··· PROVIDED MATERIAL

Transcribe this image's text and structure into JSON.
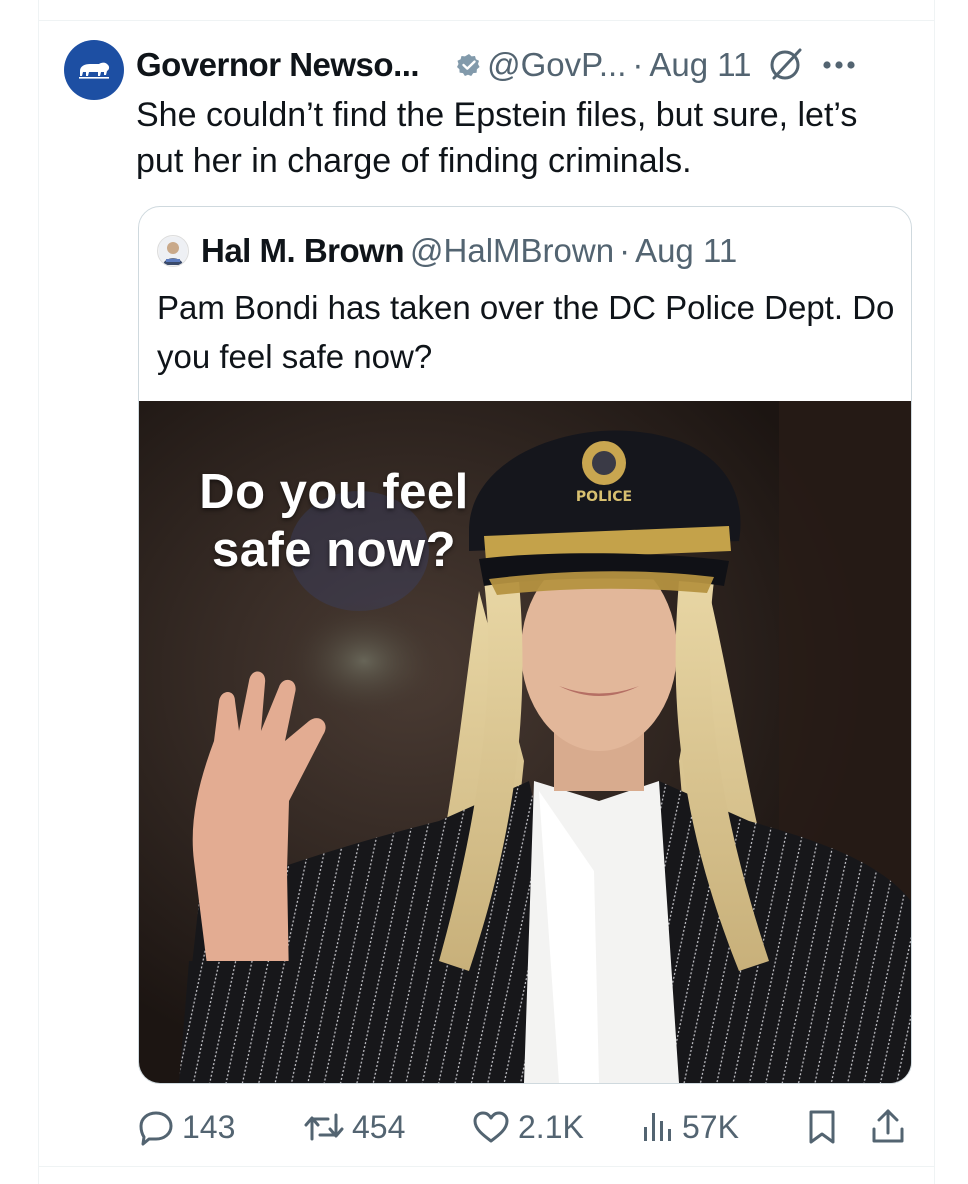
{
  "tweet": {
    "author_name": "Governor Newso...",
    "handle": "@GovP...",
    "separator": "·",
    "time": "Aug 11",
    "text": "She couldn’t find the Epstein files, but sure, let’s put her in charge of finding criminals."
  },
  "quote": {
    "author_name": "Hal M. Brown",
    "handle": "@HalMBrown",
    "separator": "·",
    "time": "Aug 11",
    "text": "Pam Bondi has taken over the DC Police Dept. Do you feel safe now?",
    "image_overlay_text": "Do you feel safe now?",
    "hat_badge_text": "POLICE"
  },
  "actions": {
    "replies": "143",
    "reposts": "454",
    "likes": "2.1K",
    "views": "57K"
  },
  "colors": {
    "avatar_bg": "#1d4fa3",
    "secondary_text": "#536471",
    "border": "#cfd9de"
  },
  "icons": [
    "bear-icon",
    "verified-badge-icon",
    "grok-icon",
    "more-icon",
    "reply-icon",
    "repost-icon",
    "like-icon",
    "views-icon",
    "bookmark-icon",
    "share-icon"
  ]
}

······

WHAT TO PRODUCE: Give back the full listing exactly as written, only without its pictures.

RESPONSE TO THE EXERCISE:
Transcribe this image's text and structure into JSON.
{
  "tweet": {
    "author_name": "Governor Newso...",
    "handle": "@GovP...",
    "separator": "·",
    "time": "Aug 11",
    "text": "She couldn’t find the Epstein files, but sure, let’s put her in charge of finding criminals."
  },
  "quote": {
    "author_name": "Hal M. Brown",
    "handle": "@HalMBrown",
    "separator": "·",
    "time": "Aug 11",
    "text": "Pam Bondi has taken over the DC Police Dept. Do you feel safe now?",
    "image_overlay_text": "Do you feel safe now?",
    "hat_badge_text": "POLICE"
  },
  "actions": {
    "replies": "143",
    "reposts": "454",
    "likes": "2.1K",
    "views": "57K"
  },
  "colors": {
    "avatar_bg": "#1d4fa3",
    "secondary_text": "#536471",
    "border": "#cfd9de"
  },
  "icons": [
    "bear-icon",
    "verified-badge-icon",
    "grok-icon",
    "more-icon",
    "reply-icon",
    "repost-icon",
    "like-icon",
    "views-icon",
    "bookmark-icon",
    "share-icon"
  ]
}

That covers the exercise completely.